Namiki Yabu Soba serves us their specialty, cold soba and tempura shrimp, to be dipped into a savory sauce. Top off with warm soba water periodically, and finish by drinking the remainder directly from the bowl: It’s a decision you won’t regret. At lunch, the line is long but the crowd is patient, and it’s worth the wait. Remember to take your shoes off before stepping onto the platform and folding up your legs to sit at the low table, and savor every bite of your slightly sweet, light, golden shrimp.

Making our way to Kamakura, home of the famous giant Buddha statute, leads us to curry in a tiny restaurant off the main drag; it comes with a generous side of vegetables and I eat mine with iced oolong tea, a common alternative to the country’s ubiquitous beer. Japanese curries are delightfully flavourful and the mind level of spiciness makes it easier for the underlying flavours to come through; the wise eater takes the curry with the pickles served on the side, including the slightly bitter, earthy burdock root and crunchy daikon.

We also go to Birdland, hidden deep in the heart of a building that requires you to slip through a flight of stairs (or two) and through the doorway of a restaurant that specializes in yakitori, but in a highly elevated form. The chefs cook the food in front of the diners, selecting whatever’s freshest and most interesting. The gingko nuts prove to be my favourite, but they also offer us liver, chicken with wasabi, and mushrooms, one of which we are instructed to eat with a tiny, wrinkled citrus fruit like a lime, with a more intensely sharp and bitter flavour.

I find myself slowly becoming besotted with Japanese food and the broad nature of Japanese cuisine.
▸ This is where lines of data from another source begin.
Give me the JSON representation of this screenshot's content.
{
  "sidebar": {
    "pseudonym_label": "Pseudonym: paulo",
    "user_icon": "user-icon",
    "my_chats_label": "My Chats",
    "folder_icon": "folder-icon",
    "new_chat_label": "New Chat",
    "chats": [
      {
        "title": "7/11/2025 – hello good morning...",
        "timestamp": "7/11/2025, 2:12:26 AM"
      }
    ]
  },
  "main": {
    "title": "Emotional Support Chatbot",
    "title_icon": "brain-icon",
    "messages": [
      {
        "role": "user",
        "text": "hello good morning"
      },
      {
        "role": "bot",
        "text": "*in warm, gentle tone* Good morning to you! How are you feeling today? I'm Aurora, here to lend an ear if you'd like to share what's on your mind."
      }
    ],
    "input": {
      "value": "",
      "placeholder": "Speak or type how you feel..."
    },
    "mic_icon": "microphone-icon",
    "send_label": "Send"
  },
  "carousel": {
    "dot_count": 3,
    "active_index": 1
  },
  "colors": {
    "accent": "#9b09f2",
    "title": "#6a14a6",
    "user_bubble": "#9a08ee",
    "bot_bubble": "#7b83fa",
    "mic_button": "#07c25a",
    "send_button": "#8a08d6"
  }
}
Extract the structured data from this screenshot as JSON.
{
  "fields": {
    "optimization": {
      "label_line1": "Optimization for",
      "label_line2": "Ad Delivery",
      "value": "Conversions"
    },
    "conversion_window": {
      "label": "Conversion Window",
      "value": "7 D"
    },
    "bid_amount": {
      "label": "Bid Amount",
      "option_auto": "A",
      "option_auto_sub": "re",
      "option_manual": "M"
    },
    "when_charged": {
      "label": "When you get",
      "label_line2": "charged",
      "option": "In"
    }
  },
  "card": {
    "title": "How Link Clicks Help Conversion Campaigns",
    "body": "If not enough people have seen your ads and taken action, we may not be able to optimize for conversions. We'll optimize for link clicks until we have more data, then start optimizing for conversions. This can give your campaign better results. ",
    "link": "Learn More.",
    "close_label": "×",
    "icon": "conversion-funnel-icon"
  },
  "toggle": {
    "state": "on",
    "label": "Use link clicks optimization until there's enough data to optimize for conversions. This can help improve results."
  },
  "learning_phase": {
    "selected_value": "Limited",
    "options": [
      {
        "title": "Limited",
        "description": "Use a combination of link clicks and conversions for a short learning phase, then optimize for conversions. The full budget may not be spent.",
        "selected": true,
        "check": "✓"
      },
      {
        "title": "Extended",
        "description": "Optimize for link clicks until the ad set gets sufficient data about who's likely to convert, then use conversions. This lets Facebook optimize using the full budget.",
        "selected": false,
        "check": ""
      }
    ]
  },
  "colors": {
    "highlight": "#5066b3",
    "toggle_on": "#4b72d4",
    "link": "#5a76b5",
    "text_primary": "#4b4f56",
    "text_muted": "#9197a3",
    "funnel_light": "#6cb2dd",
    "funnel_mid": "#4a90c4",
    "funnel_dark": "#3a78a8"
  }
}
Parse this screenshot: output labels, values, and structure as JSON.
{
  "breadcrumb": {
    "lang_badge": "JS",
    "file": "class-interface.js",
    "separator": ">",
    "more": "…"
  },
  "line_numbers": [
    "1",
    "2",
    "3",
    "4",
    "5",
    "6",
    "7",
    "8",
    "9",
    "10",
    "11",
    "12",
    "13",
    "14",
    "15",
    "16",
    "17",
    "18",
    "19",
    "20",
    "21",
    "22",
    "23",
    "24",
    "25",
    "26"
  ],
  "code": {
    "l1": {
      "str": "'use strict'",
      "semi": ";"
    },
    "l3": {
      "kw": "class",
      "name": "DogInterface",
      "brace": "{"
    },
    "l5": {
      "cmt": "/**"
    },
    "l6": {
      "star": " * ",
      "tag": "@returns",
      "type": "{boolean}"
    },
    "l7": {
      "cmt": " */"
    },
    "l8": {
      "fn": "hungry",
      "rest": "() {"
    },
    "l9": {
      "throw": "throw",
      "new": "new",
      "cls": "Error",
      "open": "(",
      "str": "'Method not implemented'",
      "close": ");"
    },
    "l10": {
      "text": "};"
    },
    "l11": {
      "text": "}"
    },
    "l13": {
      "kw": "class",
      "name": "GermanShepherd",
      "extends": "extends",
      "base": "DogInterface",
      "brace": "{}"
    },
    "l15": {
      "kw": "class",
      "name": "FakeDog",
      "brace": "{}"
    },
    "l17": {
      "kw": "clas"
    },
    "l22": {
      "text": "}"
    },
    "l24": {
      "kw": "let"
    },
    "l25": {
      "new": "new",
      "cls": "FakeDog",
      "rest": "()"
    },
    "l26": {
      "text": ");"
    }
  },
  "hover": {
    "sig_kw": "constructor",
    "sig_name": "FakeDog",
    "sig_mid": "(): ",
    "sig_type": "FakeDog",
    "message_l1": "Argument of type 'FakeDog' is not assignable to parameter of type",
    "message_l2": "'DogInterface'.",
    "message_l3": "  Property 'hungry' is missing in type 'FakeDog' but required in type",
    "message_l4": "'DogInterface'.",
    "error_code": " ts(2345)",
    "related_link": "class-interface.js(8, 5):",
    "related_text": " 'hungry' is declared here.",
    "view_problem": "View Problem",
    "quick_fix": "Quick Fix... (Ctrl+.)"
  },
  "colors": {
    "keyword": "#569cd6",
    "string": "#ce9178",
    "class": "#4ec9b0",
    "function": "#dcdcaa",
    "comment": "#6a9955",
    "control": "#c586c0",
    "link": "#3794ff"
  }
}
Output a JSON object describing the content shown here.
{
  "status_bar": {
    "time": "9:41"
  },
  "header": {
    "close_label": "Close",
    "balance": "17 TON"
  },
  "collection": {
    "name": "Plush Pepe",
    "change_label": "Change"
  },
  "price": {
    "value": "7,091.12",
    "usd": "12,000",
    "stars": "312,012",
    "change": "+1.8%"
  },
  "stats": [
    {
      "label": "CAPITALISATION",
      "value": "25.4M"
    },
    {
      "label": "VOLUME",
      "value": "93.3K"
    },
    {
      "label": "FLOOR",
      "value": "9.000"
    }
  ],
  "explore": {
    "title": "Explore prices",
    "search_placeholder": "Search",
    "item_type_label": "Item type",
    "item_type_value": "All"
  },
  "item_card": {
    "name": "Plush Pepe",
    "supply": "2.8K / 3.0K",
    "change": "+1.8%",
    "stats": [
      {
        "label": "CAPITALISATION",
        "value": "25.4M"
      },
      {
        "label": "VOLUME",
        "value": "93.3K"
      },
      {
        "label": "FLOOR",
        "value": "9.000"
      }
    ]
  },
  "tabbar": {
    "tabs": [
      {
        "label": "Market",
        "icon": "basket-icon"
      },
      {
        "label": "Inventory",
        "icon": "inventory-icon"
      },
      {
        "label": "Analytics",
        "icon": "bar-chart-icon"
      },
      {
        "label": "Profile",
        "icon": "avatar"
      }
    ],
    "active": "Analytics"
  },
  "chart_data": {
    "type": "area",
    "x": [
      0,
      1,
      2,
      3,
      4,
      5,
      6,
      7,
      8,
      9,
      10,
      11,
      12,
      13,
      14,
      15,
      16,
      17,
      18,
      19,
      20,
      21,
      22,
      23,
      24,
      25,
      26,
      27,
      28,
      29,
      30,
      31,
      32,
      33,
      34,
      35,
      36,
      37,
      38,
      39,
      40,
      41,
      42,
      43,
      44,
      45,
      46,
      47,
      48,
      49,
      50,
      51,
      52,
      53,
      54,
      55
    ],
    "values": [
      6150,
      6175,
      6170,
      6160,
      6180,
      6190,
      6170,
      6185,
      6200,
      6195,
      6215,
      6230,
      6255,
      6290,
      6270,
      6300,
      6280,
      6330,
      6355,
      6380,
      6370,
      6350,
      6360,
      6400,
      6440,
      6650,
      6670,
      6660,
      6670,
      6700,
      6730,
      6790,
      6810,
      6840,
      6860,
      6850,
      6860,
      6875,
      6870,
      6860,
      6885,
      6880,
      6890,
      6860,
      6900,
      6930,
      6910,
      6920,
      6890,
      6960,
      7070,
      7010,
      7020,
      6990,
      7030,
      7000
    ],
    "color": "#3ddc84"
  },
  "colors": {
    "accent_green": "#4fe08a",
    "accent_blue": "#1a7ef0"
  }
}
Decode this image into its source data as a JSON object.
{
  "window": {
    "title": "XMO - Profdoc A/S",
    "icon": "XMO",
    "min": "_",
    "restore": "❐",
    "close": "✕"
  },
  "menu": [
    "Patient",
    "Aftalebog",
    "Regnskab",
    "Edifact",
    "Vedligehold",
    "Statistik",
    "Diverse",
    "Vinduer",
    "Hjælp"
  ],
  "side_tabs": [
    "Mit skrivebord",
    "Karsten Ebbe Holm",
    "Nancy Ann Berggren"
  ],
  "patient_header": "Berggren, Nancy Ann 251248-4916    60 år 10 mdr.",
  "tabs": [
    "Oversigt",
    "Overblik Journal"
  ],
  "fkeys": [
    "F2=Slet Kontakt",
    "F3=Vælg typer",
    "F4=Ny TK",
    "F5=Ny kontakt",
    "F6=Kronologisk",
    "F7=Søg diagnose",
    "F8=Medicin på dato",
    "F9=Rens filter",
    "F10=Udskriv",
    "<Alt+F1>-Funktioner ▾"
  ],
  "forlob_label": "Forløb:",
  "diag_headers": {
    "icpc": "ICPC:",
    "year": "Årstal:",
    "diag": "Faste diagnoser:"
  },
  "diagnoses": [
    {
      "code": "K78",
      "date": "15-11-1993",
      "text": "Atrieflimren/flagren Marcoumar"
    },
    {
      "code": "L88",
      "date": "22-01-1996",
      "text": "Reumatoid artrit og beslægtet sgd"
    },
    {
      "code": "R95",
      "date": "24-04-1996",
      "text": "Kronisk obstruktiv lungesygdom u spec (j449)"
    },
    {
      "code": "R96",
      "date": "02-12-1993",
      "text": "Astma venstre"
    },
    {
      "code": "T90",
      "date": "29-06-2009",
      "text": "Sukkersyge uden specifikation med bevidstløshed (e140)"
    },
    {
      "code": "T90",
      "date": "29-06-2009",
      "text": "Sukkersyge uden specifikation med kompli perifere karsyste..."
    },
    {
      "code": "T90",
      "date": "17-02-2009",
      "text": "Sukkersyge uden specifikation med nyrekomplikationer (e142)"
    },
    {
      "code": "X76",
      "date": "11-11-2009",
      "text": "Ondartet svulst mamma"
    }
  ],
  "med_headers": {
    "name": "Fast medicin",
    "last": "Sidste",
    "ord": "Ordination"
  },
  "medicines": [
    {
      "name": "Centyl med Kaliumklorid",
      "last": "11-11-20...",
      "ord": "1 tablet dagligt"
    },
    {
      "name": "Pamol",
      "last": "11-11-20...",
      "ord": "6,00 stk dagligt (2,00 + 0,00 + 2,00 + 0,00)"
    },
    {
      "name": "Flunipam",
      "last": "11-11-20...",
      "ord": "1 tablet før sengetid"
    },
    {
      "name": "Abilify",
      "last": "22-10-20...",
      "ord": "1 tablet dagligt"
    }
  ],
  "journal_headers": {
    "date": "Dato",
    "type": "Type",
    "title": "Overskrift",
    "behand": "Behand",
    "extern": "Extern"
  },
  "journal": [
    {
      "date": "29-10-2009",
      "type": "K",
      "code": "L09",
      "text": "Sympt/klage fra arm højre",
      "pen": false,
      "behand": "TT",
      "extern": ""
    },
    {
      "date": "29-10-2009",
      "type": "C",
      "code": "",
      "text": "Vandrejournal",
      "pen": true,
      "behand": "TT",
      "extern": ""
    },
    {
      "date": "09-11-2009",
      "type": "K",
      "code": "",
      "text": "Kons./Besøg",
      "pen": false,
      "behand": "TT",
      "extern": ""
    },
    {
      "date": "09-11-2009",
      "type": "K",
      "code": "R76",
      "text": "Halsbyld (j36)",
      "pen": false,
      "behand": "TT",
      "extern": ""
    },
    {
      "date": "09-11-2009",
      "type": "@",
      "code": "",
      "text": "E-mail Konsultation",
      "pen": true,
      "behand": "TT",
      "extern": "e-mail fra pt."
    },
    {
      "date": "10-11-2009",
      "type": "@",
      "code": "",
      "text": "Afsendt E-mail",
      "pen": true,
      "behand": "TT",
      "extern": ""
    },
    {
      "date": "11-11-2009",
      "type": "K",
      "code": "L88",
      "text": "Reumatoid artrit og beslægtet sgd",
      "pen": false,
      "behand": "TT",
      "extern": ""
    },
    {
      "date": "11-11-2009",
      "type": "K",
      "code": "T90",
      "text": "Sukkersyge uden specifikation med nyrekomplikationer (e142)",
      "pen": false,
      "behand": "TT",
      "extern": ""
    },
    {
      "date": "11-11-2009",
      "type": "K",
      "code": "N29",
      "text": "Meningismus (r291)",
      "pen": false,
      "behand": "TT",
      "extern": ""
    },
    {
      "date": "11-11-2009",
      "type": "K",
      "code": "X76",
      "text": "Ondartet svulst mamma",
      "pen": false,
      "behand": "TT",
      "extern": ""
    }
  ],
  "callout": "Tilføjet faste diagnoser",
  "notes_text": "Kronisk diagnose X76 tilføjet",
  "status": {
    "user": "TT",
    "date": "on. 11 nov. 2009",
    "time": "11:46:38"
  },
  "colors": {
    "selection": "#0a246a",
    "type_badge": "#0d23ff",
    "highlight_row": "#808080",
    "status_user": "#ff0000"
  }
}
In nations like the States, Japan is reduced to the world of sushi and teriyaki, tempura and ramen. Yet, Japan’s food is about so much more than that; the country’s street food is amazing, and the array of pastries served is particularly astounding. They lack the sickly-sweet flavour many American and European pastries have, and they come in exciting and unexpected flavours, including sakura, ubiquitous at this time of year thanks to the trees bursting into bloom all around us; if it exists, it comes in sakura flavour, much to my delight, and I plow through sakura mochi along with agemanjuu, a fried pastry served at Asakusa than I demand seconds of to sate my obsession.

Less than a week into my stay in Japan, I already want to stay here forever.

Photo by stu_spivack, licensed under a Creative Commons Attribution-ShareAlike 2.0 Generic license